* At the U. of Illinois-Urbana-Champaign, researchers are gathering evidence of the importance of "psychological wealth" in addition to financial wealth in dealing with stress successfully; as one researcher puts it, "Wealth really means having what you need, and money gives only one part of what we need."
* In South Dakota, a website designer has cultivated a positive outlook by keeping a gratitude journal -- and now has created a gratitude-journal iPhone app.
* A woman in Texas has built community by creating an online Secret Society of Happy People to help folks cope. Currently there are more than 7,000 members.
These days, of course, lots of folks are coping with what might be called recession anxiety. Less effective ways of dealing with recession anxiety include overemphasizing the value of money and underemphasizing that of positive experiences:

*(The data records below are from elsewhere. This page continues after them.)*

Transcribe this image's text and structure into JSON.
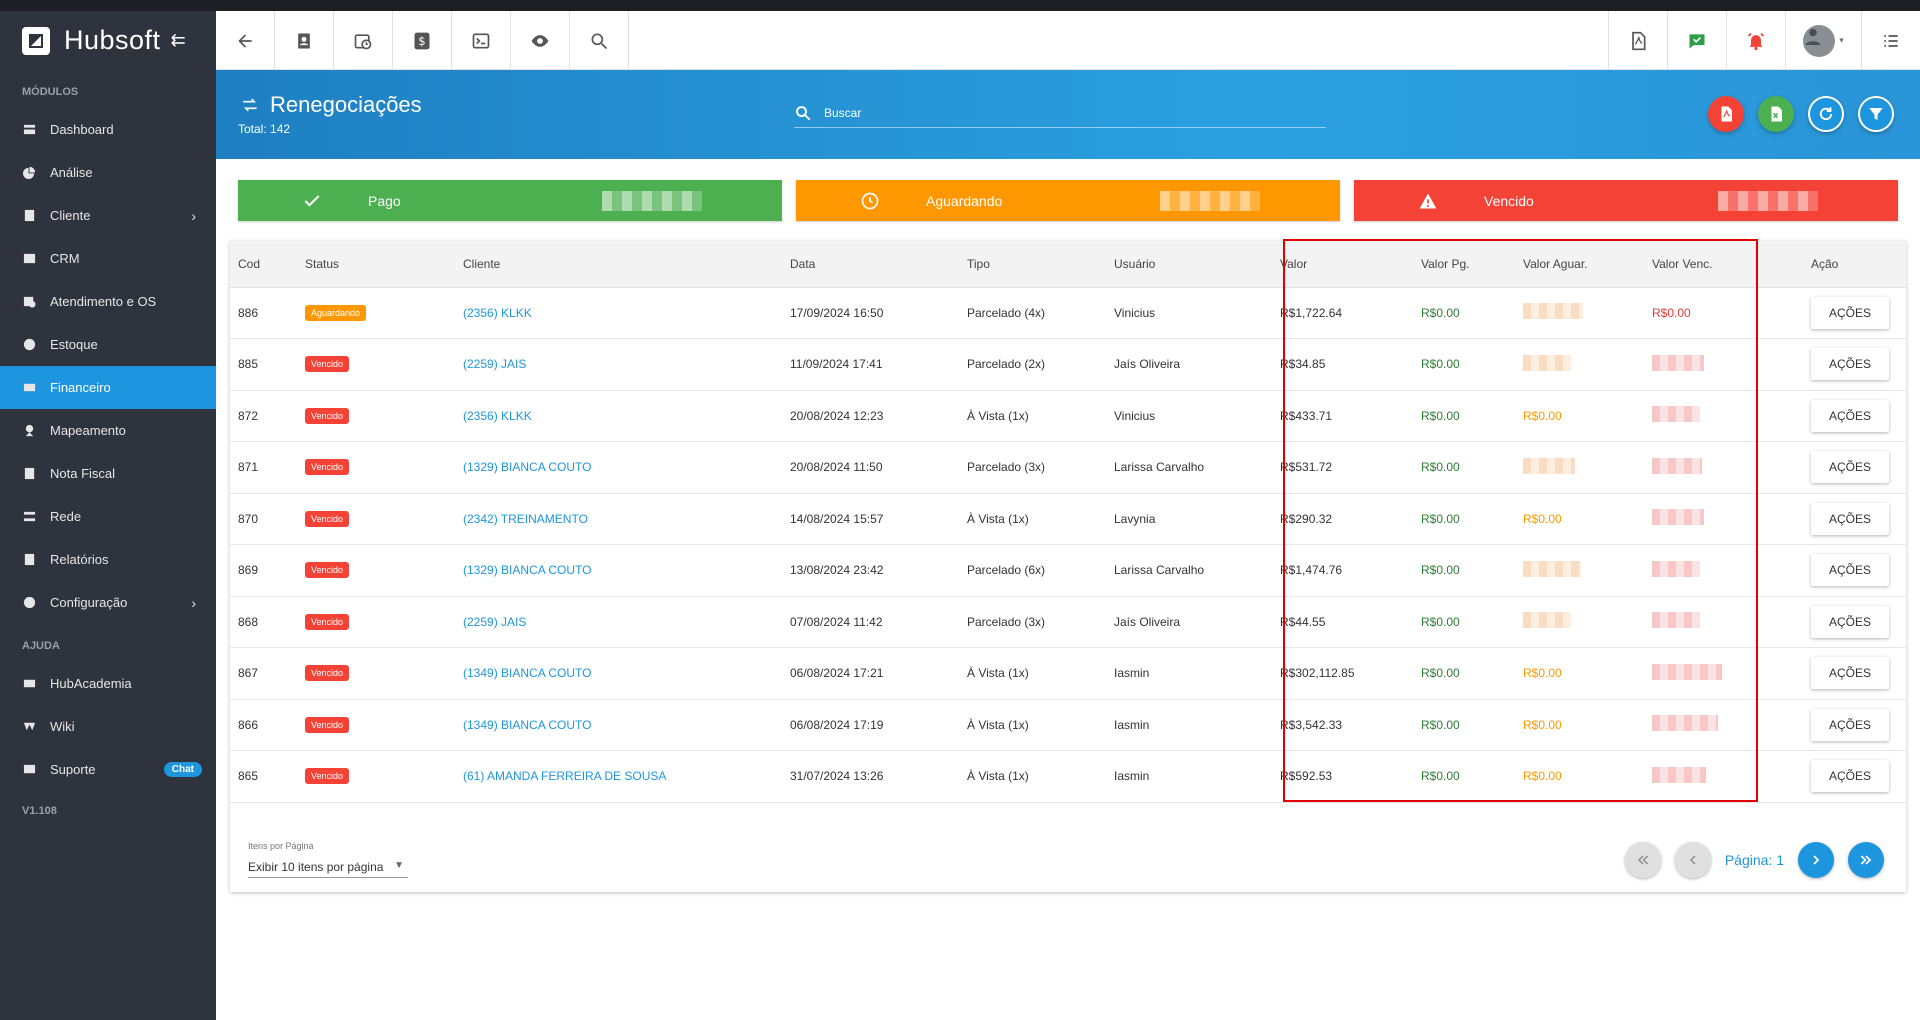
{
  "app": {
    "brand": "Hubsoft",
    "version": "V1.108"
  },
  "sidebar": {
    "section_modulos": "MÓDULOS",
    "section_ajuda": "AJUDA",
    "items": [
      {
        "label": "Dashboard",
        "icon": "dashboard-icon"
      },
      {
        "label": "Análise",
        "icon": "pie-chart-icon"
      },
      {
        "label": "Cliente",
        "icon": "contact-card-icon",
        "has_submenu": true
      },
      {
        "label": "CRM",
        "icon": "crm-icon"
      },
      {
        "label": "Atendimento e OS",
        "icon": "calendar-clock-icon"
      },
      {
        "label": "Estoque",
        "icon": "box-icon"
      },
      {
        "label": "Financeiro",
        "icon": "money-icon",
        "active": true
      },
      {
        "label": "Mapeamento",
        "icon": "map-pin-icon"
      },
      {
        "label": "Nota Fiscal",
        "icon": "document-icon"
      },
      {
        "label": "Rede",
        "icon": "network-icon"
      },
      {
        "label": "Relatórios",
        "icon": "report-icon"
      },
      {
        "label": "Configuração",
        "icon": "gear-icon",
        "has_submenu": true
      }
    ],
    "help_items": [
      {
        "label": "HubAcademia",
        "icon": "video-icon"
      },
      {
        "label": "Wiki",
        "icon": "wiki-icon"
      },
      {
        "label": "Suporte",
        "icon": "chat-icon",
        "badge": "Chat"
      }
    ]
  },
  "header": {
    "title": "Renegociações",
    "total": "Total: 142",
    "search_placeholder": "Buscar"
  },
  "cards": [
    {
      "label": "Pago",
      "color": "#4caf50",
      "icon": "check-icon"
    },
    {
      "label": "Aguardando",
      "color": "#ff9800",
      "icon": "clock-icon"
    },
    {
      "label": "Vencido",
      "color": "#f44336",
      "icon": "warning-icon"
    }
  ],
  "table": {
    "columns": [
      "Cod",
      "Status",
      "Cliente",
      "Data",
      "Tipo",
      "Usuário",
      "Valor",
      "Valor Pg.",
      "Valor Aguar.",
      "Valor Venc.",
      "Ação"
    ],
    "action_label": "AÇÕES",
    "rows": [
      {
        "cod": "886",
        "status": "Aguardando",
        "cliente": "(2356) KLKK",
        "data": "17/09/2024 16:50",
        "tipo": "Parcelado (4x)",
        "usuario": "Vinicius",
        "valor": "R$1,722.64",
        "valor_pg": "R$0.00",
        "valor_aguar": null,
        "valor_venc": "R$0.00"
      },
      {
        "cod": "885",
        "status": "Vencido",
        "cliente": "(2259) JAIS",
        "data": "11/09/2024 17:41",
        "tipo": "Parcelado (2x)",
        "usuario": "Jaís Oliveira",
        "valor": "R$34.85",
        "valor_pg": "R$0.00",
        "valor_aguar": null,
        "valor_venc": null
      },
      {
        "cod": "872",
        "status": "Vencido",
        "cliente": "(2356) KLKK",
        "data": "20/08/2024 12:23",
        "tipo": "À Vista (1x)",
        "usuario": "Vinicius",
        "valor": "R$433.71",
        "valor_pg": "R$0.00",
        "valor_aguar": "R$0.00",
        "valor_venc": null
      },
      {
        "cod": "871",
        "status": "Vencido",
        "cliente": "(1329) BIANCA COUTO",
        "data": "20/08/2024 11:50",
        "tipo": "Parcelado (3x)",
        "usuario": "Larissa Carvalho",
        "valor": "R$531.72",
        "valor_pg": "R$0.00",
        "valor_aguar": null,
        "valor_venc": null
      },
      {
        "cod": "870",
        "status": "Vencido",
        "cliente": "(2342) TREINAMENTO",
        "data": "14/08/2024 15:57",
        "tipo": "À Vista (1x)",
        "usuario": "Lavynia",
        "valor": "R$290.32",
        "valor_pg": "R$0.00",
        "valor_aguar": "R$0.00",
        "valor_venc": null
      },
      {
        "cod": "869",
        "status": "Vencido",
        "cliente": "(1329) BIANCA COUTO",
        "data": "13/08/2024 23:42",
        "tipo": "Parcelado (6x)",
        "usuario": "Larissa Carvalho",
        "valor": "R$1,474.76",
        "valor_pg": "R$0.00",
        "valor_aguar": null,
        "valor_venc": null
      },
      {
        "cod": "868",
        "status": "Vencido",
        "cliente": "(2259) JAIS",
        "data": "07/08/2024 11:42",
        "tipo": "Parcelado (3x)",
        "usuario": "Jaís Oliveira",
        "valor": "R$44.55",
        "valor_pg": "R$0.00",
        "valor_aguar": null,
        "valor_venc": null
      },
      {
        "cod": "867",
        "status": "Vencido",
        "cliente": "(1349) BIANCA COUTO",
        "data": "06/08/2024 17:21",
        "tipo": "À Vista (1x)",
        "usuario": "Iasmin",
        "valor": "R$302,112.85",
        "valor_pg": "R$0.00",
        "valor_aguar": "R$0.00",
        "valor_venc": null
      },
      {
        "cod": "866",
        "status": "Vencido",
        "cliente": "(1349) BIANCA COUTO",
        "data": "06/08/2024 17:19",
        "tipo": "À Vista (1x)",
        "usuario": "Iasmin",
        "valor": "R$3,542.33",
        "valor_pg": "R$0.00",
        "valor_aguar": "R$0.00",
        "valor_venc": null
      },
      {
        "cod": "865",
        "status": "Vencido",
        "cliente": "(61) AMANDA FERREIRA DE SOUSA",
        "data": "31/07/2024 13:26",
        "tipo": "À Vista (1x)",
        "usuario": "Iasmin",
        "valor": "R$592.53",
        "valor_pg": "R$0.00",
        "valor_aguar": "R$0.00",
        "valor_venc": null
      }
    ]
  },
  "pagination": {
    "per_page_label": "Itens por Página",
    "per_page_value": "Exibir 10 itens por página",
    "page_label": "Página: 1"
  }
}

Psychologists also have found that being highly materialistic affects happiness, with those who are most concerned about money and possessions actually being less happy.
Keeping too close tabs on the economy, such as daily monitoring of economic indicators that have been on a roller-coaster ride since the recession began, also hinders happiness.
"We find that people whose moods are up and down a lot are less happy. People who are less reactive to every event, in general, are happier," Diener says.
But what about what money can buy? Previous research has found that using money to pay for something novel, social or experiential brings more happiness than buying things.
Some newer studies confirm these results. San Francisco State University researchers presented findings earlier this year to the Society for Personality and Social Psychology, based on what participants said about their purchases.
They said they thought eating out or buying theater tickets was money better spent than on more things, such as a new tech toy or clothing, and the experiential purchase provided greater happiness for themselves and others, regardless of the amount they paid or their income.
If you're thinking, "Huh, sounds like a good time to invest in entertainment stocks," you might be missing the point.